Now raising intellectual capital
from The Great Debate:
That's despite the fact that as much as 70 percent of the value investors put on Yahoo's depressed shares are tied up in its international assets or cash holdings -- factors that have nothing to do with Microsoft.
Yahoo's operations trade for just $5 to $6 per share out of its current $15 share price, once you exclude its Asian investments and the value of its cash. Its hidden assets in Japan and Chinese affiliates -- Yahoo Japan Corp and China's Alibaba Group -- alone are worth around $6 to $7 per share.
The trouble is that Yahoo needs to find a way to cash out of its increasingly rocky relationship with Alibaba Group, in which it holds a 39 percent stake after it pulled back from operating its own business in China in 2005.
LONDON, Aug 3 (Reuters) – The resignation of Google CEO Eric Schmidt from Apple’s board should come as no surprise to anyone with an inkling of what corporate governance means.
But then Silicon Valley’s idea of corporate boards has long consisted of cozy, interlocking directorships which would be considered collusion in most other industries.
Eighteen months ago, Yahoo walked away from Microsoft’s nearly $45 billion acquisition offer — a 60 percent premium to Yahoo’s then market value.
Some tech links to start the week:
I amÂ seriously consideringÂ changing my byline to Zing, what with all the media attention a certain search engine is getting.

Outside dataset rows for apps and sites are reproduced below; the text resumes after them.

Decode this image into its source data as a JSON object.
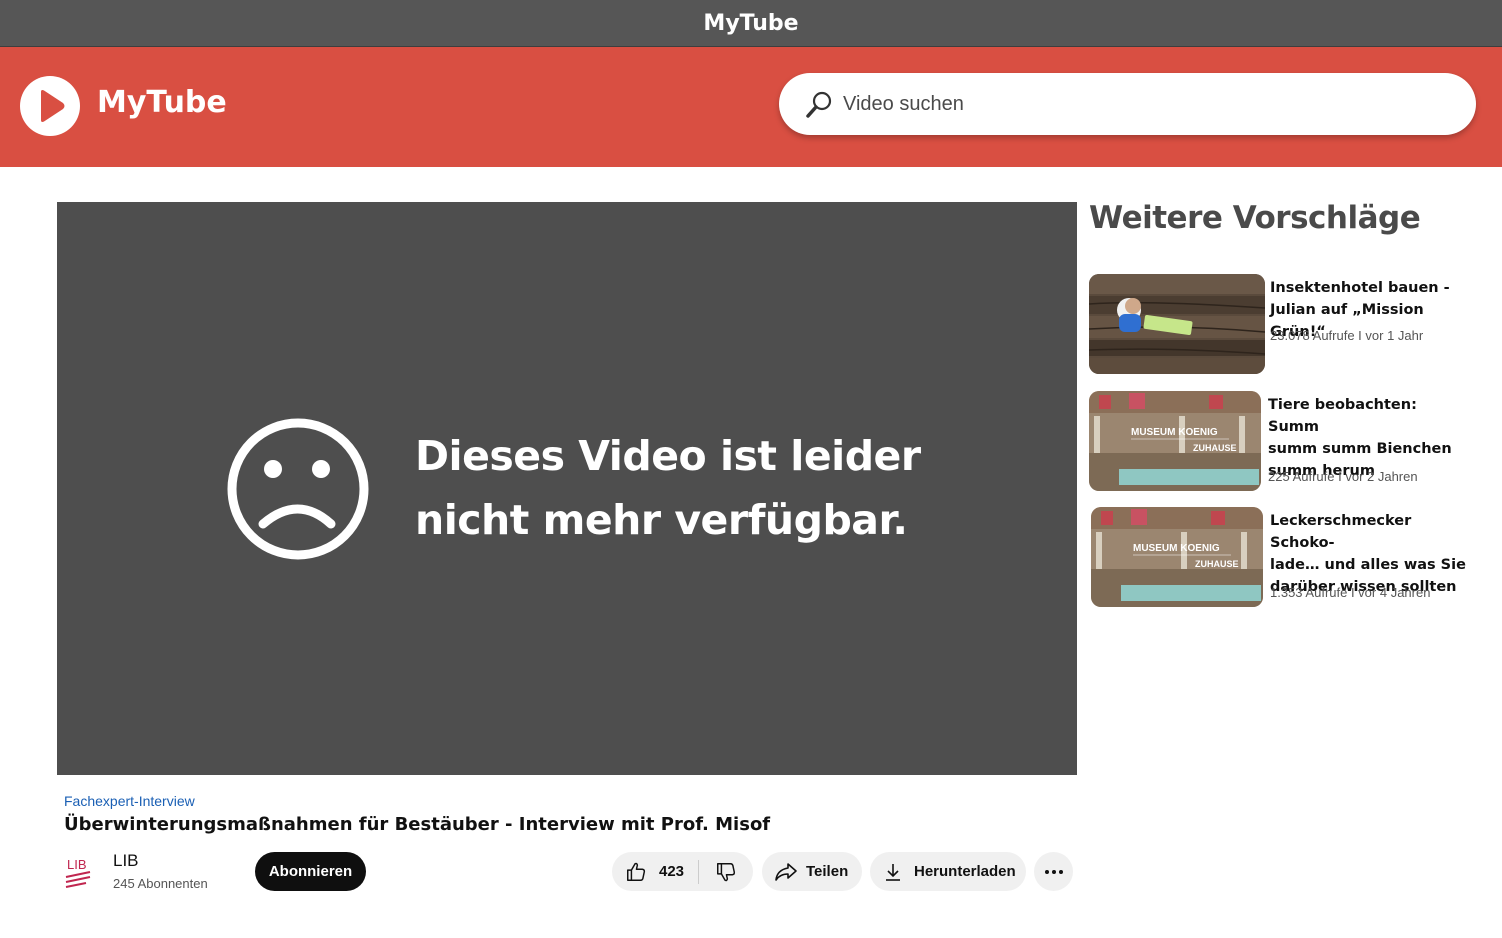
{
  "window": {
    "title": "MyTube"
  },
  "header": {
    "logo_text": "MyTube",
    "search_placeholder": "Video suchen"
  },
  "player": {
    "message_line1": "Dieses Video ist leider",
    "message_line2": "nicht mehr verfügbar."
  },
  "video": {
    "category": "Fachexpert-Interview",
    "title": "Überwinterungsmaßnahmen für Bestäuber - Interview mit Prof. Misof",
    "channel": {
      "logo_text": "LIB",
      "name": "LIB",
      "subscribers": "245 Abonnenten"
    },
    "subscribe_label": "Abonnieren",
    "likes": "423",
    "share_label": "Teilen",
    "download_label": "Herunterladen"
  },
  "sidebar": {
    "title": "Weitere Vorschläge",
    "items": [
      {
        "title_line1": "Insektenhotel bauen -",
        "title_line2": "Julian auf „Mission Grün!“",
        "title_line3": "",
        "meta": "23.078 Aufrufe I vor 1 Jahr",
        "thumb": "wooden-insect-hotel"
      },
      {
        "title_line1": "Tiere beobachten: Summ",
        "title_line2": "summ summ Bienchen",
        "title_line3": "summ herum",
        "meta": "225 Aufrufe I vor 2 Jahren",
        "thumb": "museum-hall",
        "thumb_line1": "MUSEUM KOENIG",
        "thumb_line2": "ZUHAUSE"
      },
      {
        "title_line1": "Leckerschmecker Schoko-",
        "title_line2": "lade… und alles was Sie",
        "title_line3": "darüber wissen sollten",
        "meta": "1.353  Aufrufe I vor 4 Jahren",
        "thumb": "museum-hall",
        "thumb_line1": "MUSEUM KOENIG",
        "thumb_line2": "ZUHAUSE"
      }
    ]
  },
  "colors": {
    "brand_red": "#d94f42",
    "titlebar": "#565656",
    "player_bg": "#4e4e4e",
    "link_blue": "#1a5fb4"
  }
}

The New York Times looks at the ups and downs of turning brands into verbs. The jumping off point is Bing, Microsoft’s effort at verbal one-upsmanship over Google, Twitter and over generic daily activities. The software giant must alter deeply ingrained computer habits to succeed. In the meantime, my original questions about Bing remain.